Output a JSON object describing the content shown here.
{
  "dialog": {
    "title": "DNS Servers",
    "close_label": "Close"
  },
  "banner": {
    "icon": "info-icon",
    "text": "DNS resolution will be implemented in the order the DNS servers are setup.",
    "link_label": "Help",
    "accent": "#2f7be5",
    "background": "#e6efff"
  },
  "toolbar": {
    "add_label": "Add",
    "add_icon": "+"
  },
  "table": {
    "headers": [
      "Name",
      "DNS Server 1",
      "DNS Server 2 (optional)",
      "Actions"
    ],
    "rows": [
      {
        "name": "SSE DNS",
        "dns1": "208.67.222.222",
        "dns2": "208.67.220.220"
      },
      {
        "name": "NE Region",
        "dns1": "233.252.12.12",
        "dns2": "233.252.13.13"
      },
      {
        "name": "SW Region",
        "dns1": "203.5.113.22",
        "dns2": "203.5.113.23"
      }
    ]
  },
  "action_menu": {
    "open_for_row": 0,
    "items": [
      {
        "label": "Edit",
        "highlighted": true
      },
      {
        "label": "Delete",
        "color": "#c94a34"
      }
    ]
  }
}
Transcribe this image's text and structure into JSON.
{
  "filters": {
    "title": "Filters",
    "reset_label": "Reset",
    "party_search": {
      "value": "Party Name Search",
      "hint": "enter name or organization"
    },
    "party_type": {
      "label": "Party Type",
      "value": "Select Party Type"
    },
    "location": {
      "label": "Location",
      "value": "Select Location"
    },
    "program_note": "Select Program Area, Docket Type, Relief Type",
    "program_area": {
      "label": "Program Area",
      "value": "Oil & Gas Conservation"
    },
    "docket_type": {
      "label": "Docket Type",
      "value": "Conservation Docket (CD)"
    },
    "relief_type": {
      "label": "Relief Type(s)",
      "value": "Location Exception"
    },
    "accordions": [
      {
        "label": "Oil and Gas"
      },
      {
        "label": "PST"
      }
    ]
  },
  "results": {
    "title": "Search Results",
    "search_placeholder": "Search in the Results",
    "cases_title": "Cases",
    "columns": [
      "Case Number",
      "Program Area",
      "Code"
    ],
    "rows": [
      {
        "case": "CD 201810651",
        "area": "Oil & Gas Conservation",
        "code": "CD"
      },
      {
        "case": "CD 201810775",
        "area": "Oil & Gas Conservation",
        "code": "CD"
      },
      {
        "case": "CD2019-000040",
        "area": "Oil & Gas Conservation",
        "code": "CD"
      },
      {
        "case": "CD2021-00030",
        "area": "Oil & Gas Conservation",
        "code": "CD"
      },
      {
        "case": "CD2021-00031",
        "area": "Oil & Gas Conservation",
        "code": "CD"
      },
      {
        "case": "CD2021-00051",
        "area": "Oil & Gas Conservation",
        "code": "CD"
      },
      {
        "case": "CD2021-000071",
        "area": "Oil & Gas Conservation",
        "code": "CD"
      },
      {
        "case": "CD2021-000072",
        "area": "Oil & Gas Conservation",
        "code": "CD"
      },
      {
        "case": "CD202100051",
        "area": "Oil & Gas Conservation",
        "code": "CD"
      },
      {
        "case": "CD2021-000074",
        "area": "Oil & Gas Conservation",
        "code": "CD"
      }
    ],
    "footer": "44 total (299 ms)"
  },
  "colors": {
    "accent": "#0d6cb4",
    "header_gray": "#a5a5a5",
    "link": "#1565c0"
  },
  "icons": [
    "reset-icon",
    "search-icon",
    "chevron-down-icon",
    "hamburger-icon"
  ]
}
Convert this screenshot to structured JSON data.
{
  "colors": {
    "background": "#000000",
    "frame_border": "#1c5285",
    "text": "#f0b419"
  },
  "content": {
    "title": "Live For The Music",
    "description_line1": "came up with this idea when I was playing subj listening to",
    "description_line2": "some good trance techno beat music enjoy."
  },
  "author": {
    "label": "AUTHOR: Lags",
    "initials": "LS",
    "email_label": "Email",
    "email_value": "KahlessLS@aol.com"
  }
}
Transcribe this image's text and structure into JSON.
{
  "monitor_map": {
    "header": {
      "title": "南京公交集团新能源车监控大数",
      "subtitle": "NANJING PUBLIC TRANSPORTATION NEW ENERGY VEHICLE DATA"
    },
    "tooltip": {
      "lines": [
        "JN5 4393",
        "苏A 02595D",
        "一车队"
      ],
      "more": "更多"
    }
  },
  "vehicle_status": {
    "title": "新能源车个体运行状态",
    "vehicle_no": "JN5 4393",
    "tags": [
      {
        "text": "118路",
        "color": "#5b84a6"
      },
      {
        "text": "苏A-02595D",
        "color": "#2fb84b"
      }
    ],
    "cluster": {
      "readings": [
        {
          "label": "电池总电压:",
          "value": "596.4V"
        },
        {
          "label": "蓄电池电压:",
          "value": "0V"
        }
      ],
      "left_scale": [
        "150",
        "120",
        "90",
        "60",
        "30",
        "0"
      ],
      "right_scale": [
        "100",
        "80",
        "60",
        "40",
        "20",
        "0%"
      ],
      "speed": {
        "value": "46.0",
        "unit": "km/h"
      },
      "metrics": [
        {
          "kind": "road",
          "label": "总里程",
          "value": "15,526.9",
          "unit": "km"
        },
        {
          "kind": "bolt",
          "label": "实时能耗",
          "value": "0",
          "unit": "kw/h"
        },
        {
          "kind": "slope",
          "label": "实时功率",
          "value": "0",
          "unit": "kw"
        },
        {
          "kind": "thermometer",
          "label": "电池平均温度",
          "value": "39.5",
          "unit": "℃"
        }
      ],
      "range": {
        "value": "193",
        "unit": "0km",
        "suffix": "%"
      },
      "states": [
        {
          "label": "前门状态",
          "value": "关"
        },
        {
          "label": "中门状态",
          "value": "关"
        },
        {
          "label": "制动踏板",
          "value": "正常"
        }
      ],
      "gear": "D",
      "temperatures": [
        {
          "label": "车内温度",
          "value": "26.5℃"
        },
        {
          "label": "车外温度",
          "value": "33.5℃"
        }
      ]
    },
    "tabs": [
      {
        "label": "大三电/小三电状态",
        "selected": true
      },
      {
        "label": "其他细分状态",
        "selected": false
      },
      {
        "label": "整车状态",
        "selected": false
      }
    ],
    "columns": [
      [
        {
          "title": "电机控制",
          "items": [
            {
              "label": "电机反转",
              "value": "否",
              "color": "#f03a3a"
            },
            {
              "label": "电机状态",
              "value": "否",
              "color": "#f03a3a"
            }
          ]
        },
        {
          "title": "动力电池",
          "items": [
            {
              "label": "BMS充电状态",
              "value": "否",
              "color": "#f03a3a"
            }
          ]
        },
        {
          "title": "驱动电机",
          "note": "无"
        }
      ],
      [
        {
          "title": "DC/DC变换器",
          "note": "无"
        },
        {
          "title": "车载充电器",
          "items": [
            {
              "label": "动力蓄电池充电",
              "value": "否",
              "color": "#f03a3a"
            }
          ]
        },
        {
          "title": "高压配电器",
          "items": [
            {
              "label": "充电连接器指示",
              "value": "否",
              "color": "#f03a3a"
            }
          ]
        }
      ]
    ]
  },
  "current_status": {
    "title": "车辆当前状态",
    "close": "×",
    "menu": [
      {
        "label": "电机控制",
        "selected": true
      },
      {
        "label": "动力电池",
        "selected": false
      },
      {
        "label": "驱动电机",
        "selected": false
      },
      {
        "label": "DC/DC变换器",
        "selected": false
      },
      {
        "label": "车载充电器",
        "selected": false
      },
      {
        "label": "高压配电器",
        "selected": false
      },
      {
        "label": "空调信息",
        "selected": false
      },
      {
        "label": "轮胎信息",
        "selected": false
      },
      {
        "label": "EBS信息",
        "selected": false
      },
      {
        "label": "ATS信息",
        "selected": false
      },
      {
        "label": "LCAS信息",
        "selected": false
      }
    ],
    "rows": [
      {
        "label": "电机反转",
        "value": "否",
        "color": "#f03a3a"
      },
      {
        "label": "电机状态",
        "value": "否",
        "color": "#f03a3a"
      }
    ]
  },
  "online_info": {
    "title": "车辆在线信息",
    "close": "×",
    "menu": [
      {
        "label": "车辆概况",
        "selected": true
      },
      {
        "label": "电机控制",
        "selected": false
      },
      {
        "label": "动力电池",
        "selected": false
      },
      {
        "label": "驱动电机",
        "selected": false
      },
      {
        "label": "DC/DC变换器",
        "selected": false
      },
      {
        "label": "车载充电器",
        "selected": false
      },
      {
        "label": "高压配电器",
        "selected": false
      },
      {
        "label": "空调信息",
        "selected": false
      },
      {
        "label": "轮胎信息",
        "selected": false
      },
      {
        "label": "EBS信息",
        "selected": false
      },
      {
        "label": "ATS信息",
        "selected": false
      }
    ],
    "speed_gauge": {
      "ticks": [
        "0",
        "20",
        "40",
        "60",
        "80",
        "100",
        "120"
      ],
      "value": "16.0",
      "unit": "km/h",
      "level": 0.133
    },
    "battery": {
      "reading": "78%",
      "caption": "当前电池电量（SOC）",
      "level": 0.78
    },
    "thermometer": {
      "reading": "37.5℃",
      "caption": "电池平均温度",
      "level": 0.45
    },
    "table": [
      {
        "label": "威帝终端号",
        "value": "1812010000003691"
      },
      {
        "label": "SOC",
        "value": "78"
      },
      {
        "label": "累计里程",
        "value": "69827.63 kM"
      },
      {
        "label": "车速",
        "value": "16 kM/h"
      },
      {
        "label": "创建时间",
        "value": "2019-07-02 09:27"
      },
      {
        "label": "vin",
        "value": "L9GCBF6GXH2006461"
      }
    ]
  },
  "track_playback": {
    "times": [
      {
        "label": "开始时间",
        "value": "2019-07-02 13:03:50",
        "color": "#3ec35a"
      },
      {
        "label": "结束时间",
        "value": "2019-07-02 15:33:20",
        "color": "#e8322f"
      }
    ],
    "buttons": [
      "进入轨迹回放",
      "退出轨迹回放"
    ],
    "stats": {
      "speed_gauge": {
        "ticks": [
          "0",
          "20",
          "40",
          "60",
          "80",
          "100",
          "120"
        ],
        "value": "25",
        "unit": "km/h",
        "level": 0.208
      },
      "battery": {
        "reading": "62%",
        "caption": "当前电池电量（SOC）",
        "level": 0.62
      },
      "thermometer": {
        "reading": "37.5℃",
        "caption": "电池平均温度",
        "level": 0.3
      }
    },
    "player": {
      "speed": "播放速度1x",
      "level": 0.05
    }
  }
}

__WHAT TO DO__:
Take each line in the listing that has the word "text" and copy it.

__COMPLETED TASK__:
    "text": "DNS resolution will be implemented in the order the DNS servers are setup.",
Transcribe this image's text and structure into JSON.
    "text": "#f0b419"
Transcribe this image's text and structure into JSON.
        "text": "118路",
        "text": "苏A-02595D",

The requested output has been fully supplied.